◆ **Work to complete**
Retype all of the data. Every line must match exactly.

The data below:

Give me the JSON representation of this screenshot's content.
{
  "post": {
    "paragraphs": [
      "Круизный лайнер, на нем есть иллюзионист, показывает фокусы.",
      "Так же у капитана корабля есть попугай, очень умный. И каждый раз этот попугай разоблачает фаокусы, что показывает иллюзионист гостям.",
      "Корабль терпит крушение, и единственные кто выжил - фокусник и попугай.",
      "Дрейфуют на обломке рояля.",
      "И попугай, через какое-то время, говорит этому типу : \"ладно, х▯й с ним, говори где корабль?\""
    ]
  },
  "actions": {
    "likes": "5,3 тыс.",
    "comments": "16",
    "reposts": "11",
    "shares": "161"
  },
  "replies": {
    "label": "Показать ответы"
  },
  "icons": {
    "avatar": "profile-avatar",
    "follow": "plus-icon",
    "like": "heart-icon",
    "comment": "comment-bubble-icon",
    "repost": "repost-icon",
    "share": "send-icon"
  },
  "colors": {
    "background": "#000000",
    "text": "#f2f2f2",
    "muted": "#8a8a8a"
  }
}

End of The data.

◆ **Finished exercise**
Give me the JSON representation of this screenshot's content.
{
  "post": {
    "paragraphs": [
      "Круизный лайнер, на нем есть иллюзионист, показывает фокусы.",
      "Так же у капитана корабля есть попугай, очень умный. И каждый раз этот попугай разоблачает фаокусы, что показывает иллюзионист гостям.",
      "Корабль терпит крушение, и единственные кто выжил - фокусник и попугай.",
      "Дрейфуют на обломке рояля.",
      "И попугай, через какое-то время, говорит этому типу : \"ладно, х▯й с ним, говори где корабль?\""
    ]
  },
  "actions": {
    "likes": "5,3 тыс.",
    "comments": "16",
    "reposts": "11",
    "shares": "161"
  },
  "replies": {
    "label": "Показать ответы"
  },
  "icons": {
    "avatar": "profile-avatar",
    "follow": "plus-icon",
    "like": "heart-icon",
    "comment": "comment-bubble-icon",
    "repost": "repost-icon",
    "share": "send-icon"
  },
  "colors": {
    "background": "#000000",
    "text": "#f2f2f2",
    "muted": "#8a8a8a"
  }
}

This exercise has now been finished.